INFORMATION SHOWN:
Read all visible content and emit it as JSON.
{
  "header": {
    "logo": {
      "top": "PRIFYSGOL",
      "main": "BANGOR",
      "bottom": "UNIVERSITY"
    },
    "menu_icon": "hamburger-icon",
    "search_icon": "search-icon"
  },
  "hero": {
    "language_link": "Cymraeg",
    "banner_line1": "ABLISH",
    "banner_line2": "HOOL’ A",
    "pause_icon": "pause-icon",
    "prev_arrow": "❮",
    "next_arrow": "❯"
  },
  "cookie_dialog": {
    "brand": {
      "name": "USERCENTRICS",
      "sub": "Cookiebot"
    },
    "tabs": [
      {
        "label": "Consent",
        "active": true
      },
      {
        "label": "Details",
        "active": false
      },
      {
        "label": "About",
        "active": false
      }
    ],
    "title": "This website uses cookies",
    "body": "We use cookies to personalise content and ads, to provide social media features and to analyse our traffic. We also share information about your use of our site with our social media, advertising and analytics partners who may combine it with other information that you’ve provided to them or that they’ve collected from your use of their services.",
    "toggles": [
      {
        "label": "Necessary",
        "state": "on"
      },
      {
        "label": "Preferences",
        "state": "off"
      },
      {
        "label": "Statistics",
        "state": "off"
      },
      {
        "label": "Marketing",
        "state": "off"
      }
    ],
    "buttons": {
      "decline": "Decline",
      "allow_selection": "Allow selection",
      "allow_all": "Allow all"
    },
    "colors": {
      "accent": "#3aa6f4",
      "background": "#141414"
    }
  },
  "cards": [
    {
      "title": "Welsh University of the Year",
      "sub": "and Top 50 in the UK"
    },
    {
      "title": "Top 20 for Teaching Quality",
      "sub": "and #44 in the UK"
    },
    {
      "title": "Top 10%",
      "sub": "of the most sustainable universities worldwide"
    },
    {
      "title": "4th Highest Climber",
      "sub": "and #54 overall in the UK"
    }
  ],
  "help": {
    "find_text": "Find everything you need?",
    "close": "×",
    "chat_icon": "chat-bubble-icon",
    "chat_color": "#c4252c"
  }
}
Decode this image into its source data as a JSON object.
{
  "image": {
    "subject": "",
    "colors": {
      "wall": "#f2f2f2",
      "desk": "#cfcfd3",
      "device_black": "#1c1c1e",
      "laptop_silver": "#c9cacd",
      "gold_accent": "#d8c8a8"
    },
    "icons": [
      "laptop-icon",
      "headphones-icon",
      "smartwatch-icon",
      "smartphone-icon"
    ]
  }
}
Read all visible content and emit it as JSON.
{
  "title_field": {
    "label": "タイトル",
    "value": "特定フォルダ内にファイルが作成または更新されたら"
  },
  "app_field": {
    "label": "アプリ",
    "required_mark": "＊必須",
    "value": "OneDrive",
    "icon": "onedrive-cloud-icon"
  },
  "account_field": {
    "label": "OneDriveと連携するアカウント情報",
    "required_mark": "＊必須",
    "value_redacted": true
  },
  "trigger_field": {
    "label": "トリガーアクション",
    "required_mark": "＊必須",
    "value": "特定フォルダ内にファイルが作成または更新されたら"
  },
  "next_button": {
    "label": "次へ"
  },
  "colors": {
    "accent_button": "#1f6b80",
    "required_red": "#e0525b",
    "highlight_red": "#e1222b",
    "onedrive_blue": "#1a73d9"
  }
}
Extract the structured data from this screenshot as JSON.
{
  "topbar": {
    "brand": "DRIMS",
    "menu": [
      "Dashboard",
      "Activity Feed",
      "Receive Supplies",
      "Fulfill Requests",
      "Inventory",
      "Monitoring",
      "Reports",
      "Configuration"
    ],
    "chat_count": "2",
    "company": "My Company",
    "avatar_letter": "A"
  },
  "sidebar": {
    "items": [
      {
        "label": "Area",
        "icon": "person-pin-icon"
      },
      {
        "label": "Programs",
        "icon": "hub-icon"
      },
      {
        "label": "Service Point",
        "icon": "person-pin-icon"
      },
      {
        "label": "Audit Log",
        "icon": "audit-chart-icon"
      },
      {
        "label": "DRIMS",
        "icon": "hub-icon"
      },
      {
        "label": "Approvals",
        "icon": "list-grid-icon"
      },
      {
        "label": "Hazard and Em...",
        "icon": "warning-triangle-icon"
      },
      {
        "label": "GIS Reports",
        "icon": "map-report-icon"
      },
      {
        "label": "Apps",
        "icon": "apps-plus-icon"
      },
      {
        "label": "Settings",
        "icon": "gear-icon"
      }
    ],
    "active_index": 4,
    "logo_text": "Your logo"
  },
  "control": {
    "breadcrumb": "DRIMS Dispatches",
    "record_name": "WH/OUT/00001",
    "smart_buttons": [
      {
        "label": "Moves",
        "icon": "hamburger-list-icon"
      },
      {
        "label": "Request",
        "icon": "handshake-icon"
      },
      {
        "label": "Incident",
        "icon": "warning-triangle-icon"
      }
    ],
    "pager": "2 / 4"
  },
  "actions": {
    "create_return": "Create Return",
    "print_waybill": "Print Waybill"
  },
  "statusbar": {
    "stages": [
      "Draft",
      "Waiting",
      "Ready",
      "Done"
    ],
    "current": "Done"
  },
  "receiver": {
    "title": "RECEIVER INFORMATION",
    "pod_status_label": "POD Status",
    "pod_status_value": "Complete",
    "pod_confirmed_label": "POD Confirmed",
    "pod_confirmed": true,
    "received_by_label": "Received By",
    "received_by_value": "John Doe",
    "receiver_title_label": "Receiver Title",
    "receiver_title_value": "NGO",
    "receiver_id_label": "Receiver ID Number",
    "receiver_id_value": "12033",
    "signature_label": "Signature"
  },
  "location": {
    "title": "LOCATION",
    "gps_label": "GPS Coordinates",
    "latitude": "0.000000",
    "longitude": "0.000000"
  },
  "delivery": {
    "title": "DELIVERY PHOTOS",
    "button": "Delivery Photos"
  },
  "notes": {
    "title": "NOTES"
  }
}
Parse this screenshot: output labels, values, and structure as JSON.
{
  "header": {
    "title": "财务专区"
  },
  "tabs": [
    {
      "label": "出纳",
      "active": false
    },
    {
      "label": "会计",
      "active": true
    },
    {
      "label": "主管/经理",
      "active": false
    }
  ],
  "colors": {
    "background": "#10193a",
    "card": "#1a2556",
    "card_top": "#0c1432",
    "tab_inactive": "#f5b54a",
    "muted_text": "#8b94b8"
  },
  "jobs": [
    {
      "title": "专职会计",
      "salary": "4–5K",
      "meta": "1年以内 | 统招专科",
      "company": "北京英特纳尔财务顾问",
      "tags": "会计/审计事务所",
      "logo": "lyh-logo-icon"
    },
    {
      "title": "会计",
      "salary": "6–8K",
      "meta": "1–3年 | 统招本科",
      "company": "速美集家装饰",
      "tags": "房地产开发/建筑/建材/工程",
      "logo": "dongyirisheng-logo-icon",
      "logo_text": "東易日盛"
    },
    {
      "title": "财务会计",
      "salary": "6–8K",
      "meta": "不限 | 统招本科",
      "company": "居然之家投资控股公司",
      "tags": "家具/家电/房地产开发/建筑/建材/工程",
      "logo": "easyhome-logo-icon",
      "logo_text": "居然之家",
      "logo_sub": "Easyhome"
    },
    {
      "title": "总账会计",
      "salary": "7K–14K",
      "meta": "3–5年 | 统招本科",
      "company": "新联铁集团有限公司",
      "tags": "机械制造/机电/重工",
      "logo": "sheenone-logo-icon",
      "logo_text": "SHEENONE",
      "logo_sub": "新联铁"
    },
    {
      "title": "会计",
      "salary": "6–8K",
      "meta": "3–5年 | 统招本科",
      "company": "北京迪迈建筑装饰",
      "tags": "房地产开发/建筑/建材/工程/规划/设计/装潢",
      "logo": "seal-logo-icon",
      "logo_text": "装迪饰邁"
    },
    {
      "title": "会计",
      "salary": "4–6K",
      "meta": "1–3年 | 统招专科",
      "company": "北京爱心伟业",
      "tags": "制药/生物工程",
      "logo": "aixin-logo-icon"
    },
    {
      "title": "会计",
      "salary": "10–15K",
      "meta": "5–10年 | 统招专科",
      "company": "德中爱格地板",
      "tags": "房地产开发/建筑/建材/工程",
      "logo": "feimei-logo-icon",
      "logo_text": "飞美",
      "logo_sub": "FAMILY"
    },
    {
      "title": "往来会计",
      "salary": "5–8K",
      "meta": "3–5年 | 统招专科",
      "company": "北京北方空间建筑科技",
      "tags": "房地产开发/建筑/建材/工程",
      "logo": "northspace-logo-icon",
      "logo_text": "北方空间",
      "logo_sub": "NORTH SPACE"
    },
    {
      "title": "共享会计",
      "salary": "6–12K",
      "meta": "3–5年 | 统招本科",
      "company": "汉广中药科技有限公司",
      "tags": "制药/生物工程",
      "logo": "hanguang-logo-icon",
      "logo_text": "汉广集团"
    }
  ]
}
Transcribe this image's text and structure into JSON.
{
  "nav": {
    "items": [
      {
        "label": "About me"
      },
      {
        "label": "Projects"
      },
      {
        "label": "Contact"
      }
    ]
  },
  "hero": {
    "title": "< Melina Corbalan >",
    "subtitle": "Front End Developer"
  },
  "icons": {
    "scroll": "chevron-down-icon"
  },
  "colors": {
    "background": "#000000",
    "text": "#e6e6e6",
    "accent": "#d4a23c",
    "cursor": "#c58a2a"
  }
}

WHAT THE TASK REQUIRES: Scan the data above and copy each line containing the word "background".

YOUR SOLUTION:
      "background": "#141414"
    "background": "#10193a",
    "background": "#000000",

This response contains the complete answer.